When asked if he misses the practice of law in the U.S., Shawn said, “Yes. I miss being in court and arguing a case. But I can’t compare what I’m doing now with that. For me, this kind of work is in my DNA; my wife and I feel strongly that we have been called to this type of service.”

Shawn said that his work on behalf of IJM at now four international locations has, at times, been difficult but that his experience working as a partner for Spicer Rudstrom has been was invaluable to him in supporting IJM teams working in the public justice sector. Working at the firm allowed him to hone his legal skills by developing trial strategies and an appreciation of the law, as well as an understanding of the important role that the public justice system plays in society. Shawn believes Spicer Rudstrom’s culture of dedication to its clients is directly applicable to his efforts for those who need the assistance of IJM in the countries in which he works. “Sometimes, perseverance is a critical component of the work our teams provide for our clients – in many ways like that we owed to our clients at Spicer Rudstrom,” he said.
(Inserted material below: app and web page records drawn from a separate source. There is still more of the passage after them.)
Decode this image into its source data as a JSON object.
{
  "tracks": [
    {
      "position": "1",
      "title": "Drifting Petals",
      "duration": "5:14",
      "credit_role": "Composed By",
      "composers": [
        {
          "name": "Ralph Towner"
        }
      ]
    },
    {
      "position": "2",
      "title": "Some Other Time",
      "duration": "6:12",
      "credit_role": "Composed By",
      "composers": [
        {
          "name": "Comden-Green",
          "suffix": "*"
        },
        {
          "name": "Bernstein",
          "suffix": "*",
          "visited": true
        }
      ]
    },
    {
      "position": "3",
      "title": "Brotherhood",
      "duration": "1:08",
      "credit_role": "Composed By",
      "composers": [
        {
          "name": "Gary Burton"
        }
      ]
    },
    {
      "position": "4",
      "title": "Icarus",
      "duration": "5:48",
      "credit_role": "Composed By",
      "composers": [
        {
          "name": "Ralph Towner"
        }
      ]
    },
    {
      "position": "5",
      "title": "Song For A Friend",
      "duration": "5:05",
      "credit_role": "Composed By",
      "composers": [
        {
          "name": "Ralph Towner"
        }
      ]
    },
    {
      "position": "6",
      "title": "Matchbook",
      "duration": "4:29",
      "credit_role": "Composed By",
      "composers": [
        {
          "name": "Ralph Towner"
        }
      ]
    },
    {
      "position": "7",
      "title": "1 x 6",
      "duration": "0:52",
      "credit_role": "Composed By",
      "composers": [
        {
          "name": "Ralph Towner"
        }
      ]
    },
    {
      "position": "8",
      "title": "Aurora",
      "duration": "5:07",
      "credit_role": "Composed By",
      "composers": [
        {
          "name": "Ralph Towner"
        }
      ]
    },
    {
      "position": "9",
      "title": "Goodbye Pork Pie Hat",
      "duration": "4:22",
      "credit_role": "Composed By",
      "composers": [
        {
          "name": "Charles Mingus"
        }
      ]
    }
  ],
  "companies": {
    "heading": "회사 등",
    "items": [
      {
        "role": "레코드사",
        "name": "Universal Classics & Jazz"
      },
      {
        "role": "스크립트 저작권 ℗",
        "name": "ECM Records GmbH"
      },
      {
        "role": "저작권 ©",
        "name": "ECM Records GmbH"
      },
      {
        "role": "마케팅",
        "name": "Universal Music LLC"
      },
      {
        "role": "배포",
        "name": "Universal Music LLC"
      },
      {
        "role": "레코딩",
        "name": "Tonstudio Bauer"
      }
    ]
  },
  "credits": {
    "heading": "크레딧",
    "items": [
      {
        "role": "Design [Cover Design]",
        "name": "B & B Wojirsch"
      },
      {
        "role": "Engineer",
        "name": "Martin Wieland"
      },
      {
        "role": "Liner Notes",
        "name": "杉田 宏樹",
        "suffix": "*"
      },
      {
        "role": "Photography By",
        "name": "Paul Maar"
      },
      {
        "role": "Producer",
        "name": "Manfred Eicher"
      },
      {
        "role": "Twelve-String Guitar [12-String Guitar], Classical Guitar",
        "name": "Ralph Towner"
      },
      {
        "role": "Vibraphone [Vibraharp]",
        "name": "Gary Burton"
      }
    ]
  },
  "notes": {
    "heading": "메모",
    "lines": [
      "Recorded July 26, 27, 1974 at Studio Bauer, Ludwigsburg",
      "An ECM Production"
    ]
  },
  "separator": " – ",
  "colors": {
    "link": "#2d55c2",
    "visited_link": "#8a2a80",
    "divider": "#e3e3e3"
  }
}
Shawn and Jenny have three daughters, ages 7 to 13. “My girls go to a school where 150 nationalities are represented. They are getting to see a good bit of the world and are getting a broad worldview. We miss our family back in Tennessee and all of the birthdays and holidays. But overall, I wouldn’t trade it. They get to experience something few do. They get to see poverty but that those same extremely impoverished people can also be very happy. My hope is that they will want to help others because they have been given a lot.”

Kampala, with nearly 2 million people, is a major metropolitan city with poor infrastructure and massive potholes—some up to one foot deep and two feet wide. Shawn explains that most people make at or below $1.25 a day, travel on foot, on mini buses (known as matatus), or on motorcycles.

A food he has come to enjoy is chapati, an African fried bread that is part of the cuisine in Uganda. Most meals consist of beans and rice or chicken and curry. His family also eats matoke, steam-cooked, mashed bananas. Because of a year-round tropical climate, two rainy seasons and fertile ground, fruit and vegetation is lush and plentiful. The Kohls have avocado, mango, lime, banana, and passion fruit trees growing in their backyard.

The availability of healthcare has been a concern for them since moving from the U.S. One of his daughters broke her arm when they were living in Cambodia. They had to fly to Thailand to have her arm set, which was done improperly. That meant a trip to Singapore to meet with a doctor who could provide more sophisticated care.

While on a recent furlough back home, the Kohls were able to enjoy activities that many of us take for granted, like roller-skating, going to a movie, and boating. “It was amazing—and refreshing—for us to be able to get into the water without having to worry about diseases or snails getting into your body through your feet and embedding themselves in your organs. We live near Lake Victoria, one of the African Great Lakes, and it’s absolutely beautiful. But you can’t get in it because of the likelihood of developing illnesses. So being able to do that while [home] was a great experience for us. My family has really supported us and treats us to all kinds of fun while we are at home. I owe a great to them and their generosity and support of our vocation.”

When asked what he would want people to know, Shawn responded with, “Become more aware of the work IJM does. Historically, money and the focus overseas have been on healthcare and education. The other components—the justice system and violence—need equal attention and funding. Everyday violence affects more people than terrorism, and there are 35 million slaves in the world. We need to push our leaders to eradicate an issue that was once a scourge in our own country. A functioning justice system is equally important and vital as education and medicine.”

To learn more about the work IJM is doing around the world, including in Uganda, and how you can get involved, visit www.ijm.org.